A health savings account (HSA) differs from a flexible spending account (FSA) in many ways. The big difference is that the money in a HSA is yours. You control how the money is spent and you keep any interest and investment earnings from the account. Unlike FSA contributions, you don’t lose the money in your HSA at the end of the year. You can keep saving your money in the HSA year after year even into retirement.
Anyone under age 65 can open a HSA if they are participating in an eligible high-deductible health plan (HDHP) that has a minimum deductible of $1,200 for individual and $2,400 for family coverage; these are the 2011 federal law requirements and may change each year. Review your plan options to find out how and if you are eligible to sign up for a HSA. You generally cannot have any other coverage other than a high-deductible health plan if you want to have a HSA. Click here for more information on eligibility. There are situations in which federal law will permit you to have additional coverage. To learn more about this coverage, visit IRS.gov, and your employer’s benefit information.
Advantages of a Health Savings Accounts
1. On average, you will pay lower premiums than with traditional health plan options.

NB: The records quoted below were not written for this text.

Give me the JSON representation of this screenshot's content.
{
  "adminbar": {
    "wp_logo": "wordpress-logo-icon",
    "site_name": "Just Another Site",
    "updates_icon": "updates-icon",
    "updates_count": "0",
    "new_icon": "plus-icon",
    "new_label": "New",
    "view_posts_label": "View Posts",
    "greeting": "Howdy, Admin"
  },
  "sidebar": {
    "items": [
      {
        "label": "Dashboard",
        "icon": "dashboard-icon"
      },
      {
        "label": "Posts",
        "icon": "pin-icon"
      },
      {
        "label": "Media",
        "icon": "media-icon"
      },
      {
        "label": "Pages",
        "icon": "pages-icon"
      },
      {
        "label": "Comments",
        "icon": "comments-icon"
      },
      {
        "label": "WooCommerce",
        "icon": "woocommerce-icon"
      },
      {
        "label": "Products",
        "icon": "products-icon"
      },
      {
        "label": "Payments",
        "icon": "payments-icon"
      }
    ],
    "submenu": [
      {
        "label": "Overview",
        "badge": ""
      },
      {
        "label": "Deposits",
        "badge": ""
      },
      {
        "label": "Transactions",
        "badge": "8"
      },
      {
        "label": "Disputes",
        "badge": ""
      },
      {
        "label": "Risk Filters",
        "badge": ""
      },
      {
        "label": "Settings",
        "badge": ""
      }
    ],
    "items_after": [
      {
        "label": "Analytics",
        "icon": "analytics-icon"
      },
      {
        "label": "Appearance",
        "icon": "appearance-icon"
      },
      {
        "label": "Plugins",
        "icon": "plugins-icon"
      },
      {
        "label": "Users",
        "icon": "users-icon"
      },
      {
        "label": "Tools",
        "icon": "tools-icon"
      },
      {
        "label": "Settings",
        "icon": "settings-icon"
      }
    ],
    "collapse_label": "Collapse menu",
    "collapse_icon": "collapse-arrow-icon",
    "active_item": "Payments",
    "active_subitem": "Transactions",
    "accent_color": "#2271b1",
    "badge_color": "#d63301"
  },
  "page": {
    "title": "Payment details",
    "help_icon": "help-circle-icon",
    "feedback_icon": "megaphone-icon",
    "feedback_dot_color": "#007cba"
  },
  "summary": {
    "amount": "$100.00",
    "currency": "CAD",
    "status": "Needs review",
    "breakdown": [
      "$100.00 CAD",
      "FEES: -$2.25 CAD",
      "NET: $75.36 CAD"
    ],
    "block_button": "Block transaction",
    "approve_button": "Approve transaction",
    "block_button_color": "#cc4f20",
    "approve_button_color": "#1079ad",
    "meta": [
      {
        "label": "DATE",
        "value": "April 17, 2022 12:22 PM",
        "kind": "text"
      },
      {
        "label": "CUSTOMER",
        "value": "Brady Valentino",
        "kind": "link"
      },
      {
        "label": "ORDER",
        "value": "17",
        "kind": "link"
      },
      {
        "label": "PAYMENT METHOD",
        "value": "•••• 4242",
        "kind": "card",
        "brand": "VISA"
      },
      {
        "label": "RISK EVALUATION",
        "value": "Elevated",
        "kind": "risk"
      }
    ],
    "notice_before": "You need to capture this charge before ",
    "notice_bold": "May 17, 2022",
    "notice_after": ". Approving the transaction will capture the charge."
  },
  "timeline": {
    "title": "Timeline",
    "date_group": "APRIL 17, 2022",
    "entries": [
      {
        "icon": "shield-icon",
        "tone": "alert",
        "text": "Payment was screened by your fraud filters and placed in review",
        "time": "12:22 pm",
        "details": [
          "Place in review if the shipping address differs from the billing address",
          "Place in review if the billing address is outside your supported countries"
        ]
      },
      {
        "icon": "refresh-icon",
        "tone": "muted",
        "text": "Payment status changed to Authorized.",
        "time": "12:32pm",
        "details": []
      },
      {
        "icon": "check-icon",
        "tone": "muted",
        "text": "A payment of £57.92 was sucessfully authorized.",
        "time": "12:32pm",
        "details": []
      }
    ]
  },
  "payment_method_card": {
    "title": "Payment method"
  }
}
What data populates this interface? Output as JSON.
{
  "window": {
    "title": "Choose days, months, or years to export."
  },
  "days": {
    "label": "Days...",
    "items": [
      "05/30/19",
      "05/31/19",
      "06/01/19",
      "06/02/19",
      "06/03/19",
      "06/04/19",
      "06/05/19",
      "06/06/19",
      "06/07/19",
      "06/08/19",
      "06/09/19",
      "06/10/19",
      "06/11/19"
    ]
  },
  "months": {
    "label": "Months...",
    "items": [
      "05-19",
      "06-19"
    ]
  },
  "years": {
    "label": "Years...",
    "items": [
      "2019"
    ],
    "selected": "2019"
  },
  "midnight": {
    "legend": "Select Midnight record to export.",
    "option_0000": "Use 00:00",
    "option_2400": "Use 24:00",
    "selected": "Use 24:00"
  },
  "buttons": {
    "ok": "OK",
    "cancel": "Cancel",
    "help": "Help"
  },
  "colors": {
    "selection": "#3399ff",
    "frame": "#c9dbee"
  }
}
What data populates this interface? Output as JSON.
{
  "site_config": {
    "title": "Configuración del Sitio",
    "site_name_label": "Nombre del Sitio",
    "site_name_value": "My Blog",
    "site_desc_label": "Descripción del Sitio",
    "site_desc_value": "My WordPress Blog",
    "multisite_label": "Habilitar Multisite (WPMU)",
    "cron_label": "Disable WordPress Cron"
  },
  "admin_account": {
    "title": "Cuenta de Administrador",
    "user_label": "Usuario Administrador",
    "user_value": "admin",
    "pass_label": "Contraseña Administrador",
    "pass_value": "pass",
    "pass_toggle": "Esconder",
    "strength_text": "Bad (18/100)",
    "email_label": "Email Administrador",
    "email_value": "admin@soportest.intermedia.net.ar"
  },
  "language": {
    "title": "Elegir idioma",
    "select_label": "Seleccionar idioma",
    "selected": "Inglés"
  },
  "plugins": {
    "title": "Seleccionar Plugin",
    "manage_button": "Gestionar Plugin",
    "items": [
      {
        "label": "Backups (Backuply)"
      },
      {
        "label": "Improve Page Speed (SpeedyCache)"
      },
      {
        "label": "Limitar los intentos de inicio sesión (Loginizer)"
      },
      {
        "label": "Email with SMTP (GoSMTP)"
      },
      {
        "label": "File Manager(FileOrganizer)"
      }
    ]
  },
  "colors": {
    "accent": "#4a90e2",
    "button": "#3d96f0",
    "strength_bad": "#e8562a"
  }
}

2. You can get triple tax savings.*
- The money you put in is tax deductible, up to the legal limit. In 2011, the contribution limit for an individual is $3,050, and the limit for a family is $6,150. If you are age 55 or older, you can contribute an additional $1,000 each year.
- Your savings grow tax-free.
- Any money you take out to pay for eligible medical expenses is income-tax free.
3. The money in your HSA is always yours. All amounts in your HSA belong to you, and unspent balances in accounts remain in your account until spent.
*State tax treatment of HSAs varies. Go to your state’s department of revenue to find out more
4. Your account is portable, meaning your money stays put even if you:
- Change jobs
- Change medical coverage
- Become unemployed
- Move to another state
- Get married or divorced
5. With an HSA, you decide:
- How much you will contribute to your account
- When you want to use your savings to pay for or reimburse yourself for eligible medical expenses
- What bank will administer your account
- Whether or not to invest some of your savings in mutual funds for greater potential long-term growth
Depositing and Withdrawing Funds
When you fill out an application to open an HSA, you can usually arrange to make an initial deposit. You can do this by transferring money from another bank account, or you can send the bank a check or money order with a contribution/deposit form.
If your employer offers payroll deduction, you may elect to have an amount deducted pre-tax from your paycheck and deposited directly into your HSA. This contribution will be made before Social Security, federal and most state income taxes are deducted.
Some institutions will provide you with a debit card that you can use at a doctor’s office or pharmacy. You also have the option of paying out of pocket and then reimbursing yourself from your HSA later.
Qualified Medical Expenses
Once you set up a HSA with the financial institution of your choice, you can withdraw funds to pay for qualified eligible medical expenses from the account.
A “qualified” expense refers to most medical, pharmacy, dental and vision expenses, including but not limited to:
- Routine health care: Office visits, X-rays, lab work
- Hospital expenses: Room and board, surgery
- Medications: Prescription and over-the-counter (OTC) drugs, like aspirin (as of January 1, 2011, OTC medications can no longer be paid from HSAs unless prescribed by a physician)
- Dental care: Cleanings, fillings, crowns
- Vision care: Eye exams, glasses, contacts
- Co-pays and coinsurance: The portion of health-care bills paid by you
Additionally, you can use your HSA funds for alternative or preventive treatments not normally covered by health plans, including LASIK surgery, chiropractic services, tobacco-cessation programs and acupuncture.
Keep in mind, if you use your HSA funds for nonqualified medical expenses prior to age 65, you will have to pay income tax and a 20% penalty for the HSA distribution. After age 65, you can use the money in an HSA for any non-health care expenses without penalty, but it will be taxed as income.
A full list of qualified expenses is available at IRS.gov. The list is subject to change and is intended only as a general guideline for covered expenses. You should consult a tax, legal or financial advisor to discuss your personal situation.
If you have a qualifying HDHP, you are eligible to open an HSA if:
- You are not covered by any other non-HDHP health plan, such as a spouse's plan that provides any benefits covered by your HDHP plan. Exceptions include permissible coverage, such as specific injury insurance or accident, disability, dental, vision or long-term care insurance.
- You are not enrolled in Medicare.
- You are not enrolled in the TRICARE or TRICARE for Life military benefits program.
- You have not received Veterans Administration (VA) benefits within the past 3 months.
- You are not eligible to be claimed as a dependent on another person's tax return.
- You are not covered by a health-care flexible spending account (FSA) for the tax year in which you will claim your HSA deposits as tax deductions.